Some people who have home-based businesses don't keep records , and the tax staff wants to air on the side of safety and to protect its reputation," said Olsen. She will sometimes make an exception to policy for those business owners. It's best to call for an appointment.
Jan. 29 is the grand opening of the ITAC, and it marks the first day of business. It also marks the first day the IRS accepts electronic returns. At press time, the Defense, Finance and Accounting Service or DFAS was scheduled to release W2s Jan. 20.
Hours vary slightly from last year. Olsen elaborated.
"We understand that we've cut it an hour short this year," Olsen said. "That's because if we had both waiting rooms full of people at 1700 (5 p.m.) we weren't getting out of there until 2000 (8 p.m.). "If they are worried because they are married filing joint and they didn't have child care, we will have appointments on Saturday instead of walk-ins, so they have an opportunity to get serviced instead of walk-ins.

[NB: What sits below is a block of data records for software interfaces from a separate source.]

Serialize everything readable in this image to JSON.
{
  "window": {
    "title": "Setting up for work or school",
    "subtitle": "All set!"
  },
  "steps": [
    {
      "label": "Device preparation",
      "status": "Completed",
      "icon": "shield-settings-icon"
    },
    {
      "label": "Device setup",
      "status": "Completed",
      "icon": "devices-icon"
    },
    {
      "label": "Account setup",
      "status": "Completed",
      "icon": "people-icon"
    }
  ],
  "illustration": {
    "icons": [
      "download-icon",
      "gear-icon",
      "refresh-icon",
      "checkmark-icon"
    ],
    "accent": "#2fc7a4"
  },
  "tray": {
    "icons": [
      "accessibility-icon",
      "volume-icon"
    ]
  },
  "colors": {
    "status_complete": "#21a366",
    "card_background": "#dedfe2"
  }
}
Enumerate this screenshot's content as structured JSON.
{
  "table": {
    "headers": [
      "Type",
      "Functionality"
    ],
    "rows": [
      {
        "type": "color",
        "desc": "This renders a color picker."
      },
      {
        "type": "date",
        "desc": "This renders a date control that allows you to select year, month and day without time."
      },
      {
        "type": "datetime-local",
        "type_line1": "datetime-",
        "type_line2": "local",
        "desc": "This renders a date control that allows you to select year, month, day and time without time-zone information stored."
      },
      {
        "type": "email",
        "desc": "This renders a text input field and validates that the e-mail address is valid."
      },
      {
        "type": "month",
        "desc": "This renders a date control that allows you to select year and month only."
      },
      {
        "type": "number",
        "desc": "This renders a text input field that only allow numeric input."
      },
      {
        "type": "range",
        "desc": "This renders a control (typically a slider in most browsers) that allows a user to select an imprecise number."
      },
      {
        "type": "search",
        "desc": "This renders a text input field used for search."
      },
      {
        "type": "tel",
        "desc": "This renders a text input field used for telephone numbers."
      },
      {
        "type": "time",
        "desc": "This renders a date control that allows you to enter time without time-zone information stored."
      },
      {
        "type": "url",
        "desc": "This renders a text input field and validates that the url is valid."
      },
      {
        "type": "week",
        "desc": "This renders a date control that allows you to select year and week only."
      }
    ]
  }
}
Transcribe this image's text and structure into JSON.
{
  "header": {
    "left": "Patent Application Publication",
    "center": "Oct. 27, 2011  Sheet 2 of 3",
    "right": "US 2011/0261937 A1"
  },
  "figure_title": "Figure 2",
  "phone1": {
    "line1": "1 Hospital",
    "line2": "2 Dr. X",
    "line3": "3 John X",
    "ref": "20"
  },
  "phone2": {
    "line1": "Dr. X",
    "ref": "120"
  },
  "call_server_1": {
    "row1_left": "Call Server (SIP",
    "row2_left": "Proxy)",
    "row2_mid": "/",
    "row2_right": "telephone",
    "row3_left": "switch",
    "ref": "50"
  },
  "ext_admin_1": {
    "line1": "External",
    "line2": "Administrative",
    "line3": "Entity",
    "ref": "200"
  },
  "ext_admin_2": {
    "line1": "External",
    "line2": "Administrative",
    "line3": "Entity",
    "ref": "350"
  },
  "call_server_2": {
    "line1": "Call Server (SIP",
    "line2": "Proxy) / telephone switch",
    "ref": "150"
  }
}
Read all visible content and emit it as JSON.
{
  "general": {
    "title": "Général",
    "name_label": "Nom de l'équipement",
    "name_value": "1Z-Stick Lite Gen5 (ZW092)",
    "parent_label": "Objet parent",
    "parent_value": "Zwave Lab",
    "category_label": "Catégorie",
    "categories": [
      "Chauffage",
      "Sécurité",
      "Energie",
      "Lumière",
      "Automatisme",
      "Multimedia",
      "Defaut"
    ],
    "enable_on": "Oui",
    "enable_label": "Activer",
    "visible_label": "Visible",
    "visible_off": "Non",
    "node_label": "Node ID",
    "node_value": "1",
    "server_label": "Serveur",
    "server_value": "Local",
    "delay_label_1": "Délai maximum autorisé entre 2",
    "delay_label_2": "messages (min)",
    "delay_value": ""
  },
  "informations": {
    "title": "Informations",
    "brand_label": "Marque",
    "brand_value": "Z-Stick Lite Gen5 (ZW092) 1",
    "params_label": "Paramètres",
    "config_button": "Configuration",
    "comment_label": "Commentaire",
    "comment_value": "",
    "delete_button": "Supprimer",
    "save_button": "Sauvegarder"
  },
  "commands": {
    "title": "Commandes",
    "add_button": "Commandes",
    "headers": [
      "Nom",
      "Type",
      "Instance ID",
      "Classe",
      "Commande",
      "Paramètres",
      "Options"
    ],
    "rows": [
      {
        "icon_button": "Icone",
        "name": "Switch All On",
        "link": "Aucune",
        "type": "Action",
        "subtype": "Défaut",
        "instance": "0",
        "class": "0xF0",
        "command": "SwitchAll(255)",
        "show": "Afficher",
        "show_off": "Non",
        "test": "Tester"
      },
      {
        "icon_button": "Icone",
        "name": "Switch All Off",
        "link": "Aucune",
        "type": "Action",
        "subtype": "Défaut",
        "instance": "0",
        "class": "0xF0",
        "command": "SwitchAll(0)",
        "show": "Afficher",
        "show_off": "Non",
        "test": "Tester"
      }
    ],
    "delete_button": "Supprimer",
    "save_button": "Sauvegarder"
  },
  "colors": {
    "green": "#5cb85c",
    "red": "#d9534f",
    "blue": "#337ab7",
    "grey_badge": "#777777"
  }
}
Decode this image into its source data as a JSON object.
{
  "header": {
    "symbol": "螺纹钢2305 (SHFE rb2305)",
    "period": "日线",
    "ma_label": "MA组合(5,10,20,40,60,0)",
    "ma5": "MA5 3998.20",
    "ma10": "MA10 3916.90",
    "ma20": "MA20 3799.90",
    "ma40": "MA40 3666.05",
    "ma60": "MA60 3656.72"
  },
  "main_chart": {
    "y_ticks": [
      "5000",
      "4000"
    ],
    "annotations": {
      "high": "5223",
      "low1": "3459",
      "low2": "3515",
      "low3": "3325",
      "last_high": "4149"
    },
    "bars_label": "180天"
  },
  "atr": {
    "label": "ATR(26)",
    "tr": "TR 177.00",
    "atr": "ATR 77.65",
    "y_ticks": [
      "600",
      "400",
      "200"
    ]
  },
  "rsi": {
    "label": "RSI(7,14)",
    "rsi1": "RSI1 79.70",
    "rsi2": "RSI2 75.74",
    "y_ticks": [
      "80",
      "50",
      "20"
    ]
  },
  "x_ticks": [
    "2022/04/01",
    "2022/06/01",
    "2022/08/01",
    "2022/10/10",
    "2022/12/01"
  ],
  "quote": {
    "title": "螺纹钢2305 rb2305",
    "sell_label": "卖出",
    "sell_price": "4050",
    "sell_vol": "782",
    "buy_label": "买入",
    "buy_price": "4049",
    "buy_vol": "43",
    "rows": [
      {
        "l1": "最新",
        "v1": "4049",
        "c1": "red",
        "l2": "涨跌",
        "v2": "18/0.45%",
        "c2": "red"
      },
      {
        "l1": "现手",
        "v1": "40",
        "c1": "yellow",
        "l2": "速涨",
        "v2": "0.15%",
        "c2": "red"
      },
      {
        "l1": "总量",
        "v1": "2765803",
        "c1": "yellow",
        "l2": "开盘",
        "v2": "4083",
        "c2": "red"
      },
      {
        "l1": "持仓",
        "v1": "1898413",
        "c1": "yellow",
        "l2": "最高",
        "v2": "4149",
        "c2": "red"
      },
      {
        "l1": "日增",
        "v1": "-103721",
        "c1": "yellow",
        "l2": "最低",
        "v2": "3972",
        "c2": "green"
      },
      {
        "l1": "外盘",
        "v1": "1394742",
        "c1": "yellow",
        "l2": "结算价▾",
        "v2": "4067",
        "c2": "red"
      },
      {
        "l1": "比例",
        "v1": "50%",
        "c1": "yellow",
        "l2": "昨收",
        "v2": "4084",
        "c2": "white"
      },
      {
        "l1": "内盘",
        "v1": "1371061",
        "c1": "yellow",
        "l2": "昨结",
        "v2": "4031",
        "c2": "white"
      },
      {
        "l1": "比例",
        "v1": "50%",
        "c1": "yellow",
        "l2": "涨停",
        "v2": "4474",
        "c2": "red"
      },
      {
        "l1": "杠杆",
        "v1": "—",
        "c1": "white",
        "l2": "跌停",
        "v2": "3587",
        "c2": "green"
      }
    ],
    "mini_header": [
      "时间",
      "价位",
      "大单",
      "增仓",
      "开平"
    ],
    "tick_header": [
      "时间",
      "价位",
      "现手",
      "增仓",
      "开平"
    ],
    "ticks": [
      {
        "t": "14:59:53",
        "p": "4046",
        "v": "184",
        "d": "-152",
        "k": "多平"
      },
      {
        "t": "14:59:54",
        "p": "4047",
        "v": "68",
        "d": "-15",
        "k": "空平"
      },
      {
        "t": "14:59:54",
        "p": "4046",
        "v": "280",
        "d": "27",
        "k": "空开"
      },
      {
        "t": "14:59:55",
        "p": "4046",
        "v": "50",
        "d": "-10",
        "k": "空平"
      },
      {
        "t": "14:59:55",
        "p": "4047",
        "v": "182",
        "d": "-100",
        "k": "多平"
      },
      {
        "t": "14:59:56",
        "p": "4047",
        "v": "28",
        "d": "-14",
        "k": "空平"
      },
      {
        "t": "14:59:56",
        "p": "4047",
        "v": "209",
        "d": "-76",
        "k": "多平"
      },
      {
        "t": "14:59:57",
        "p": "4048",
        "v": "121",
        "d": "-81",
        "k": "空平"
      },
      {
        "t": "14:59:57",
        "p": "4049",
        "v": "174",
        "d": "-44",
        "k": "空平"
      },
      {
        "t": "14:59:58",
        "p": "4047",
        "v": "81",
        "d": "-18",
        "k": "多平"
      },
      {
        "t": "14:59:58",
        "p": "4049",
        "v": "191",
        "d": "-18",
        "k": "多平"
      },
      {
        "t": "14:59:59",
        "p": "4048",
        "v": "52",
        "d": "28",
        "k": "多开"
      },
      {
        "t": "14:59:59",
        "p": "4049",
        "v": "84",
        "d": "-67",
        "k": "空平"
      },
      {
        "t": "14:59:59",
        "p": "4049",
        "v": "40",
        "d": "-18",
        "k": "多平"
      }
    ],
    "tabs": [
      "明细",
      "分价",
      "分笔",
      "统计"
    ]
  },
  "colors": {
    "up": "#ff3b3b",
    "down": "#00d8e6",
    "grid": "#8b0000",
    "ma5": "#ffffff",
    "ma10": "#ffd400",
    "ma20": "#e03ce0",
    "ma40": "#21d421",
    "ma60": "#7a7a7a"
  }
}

Our Saturday hours will be by appointment only and we will be open from 9 to 3. The last appointment is at 1:30.
"For those who want the convenience of an appointment because they don't want to wait to be seen, on a first come, first serve basis, we will have appointments available literally six days a week. The appointment line will go live to where we can have it manned will be as early as Monday, (Jan. 22)," said Olsen.
Core hours are Mondays through Fridays from 9 a.m. to 4 p.m.
"So anyone who signs in by 4 will be serviced even if they're sitting in the waiting room," Olsen said.
Additional notes include:
"We also offer a single Soldier drop off program and what this is, it's more geared for those in training, whether it's basic, AIT (advanced individual training) or whatever training they happen to be here and they're short on time. All they would need to do is fill out the single Soldier drop off sheet with their W2 and we will do their return and they can pick it off and sign at their convenience."
Spc. Adam Dougherty, 3rd Battalion, 13th Field Artillery, was selected for the tax assignment. He said he finds the hardest part of being a volunteer tax preparer is remembering all the details, but they have plenty of experienced preparers, and reference materials available to consult.
The ITAC is at the Fort Sill Welcome Center, 4700 Mow-Way Road, Suite 400. Its telephone number is 580-442-6445. It is open Jan. 29 through April 16. The deadline for filing taxes in 2018 is April 17, but their office will be closed that day to ensure packets they've submitted are processed before the deadline.
Weekday operating hours are 9 a.m. to 4 p.m. Saturday operating hours are 9 a.m. to 3 p.m. The center is open on Saturdays from Feb. 3 to March 31 only. Customers may schedule appointments or walk in. If signed in by 4 p.m., they will be seen that day.
Olsen said she was grateful that the units provided Soldiers because without them and other the volunteers, the ITAC wouldn't exist.
"They put in a lot of hard work to become certified. The training is intense; it's not so easy that anyone can do it. It is time consuming as well," she said.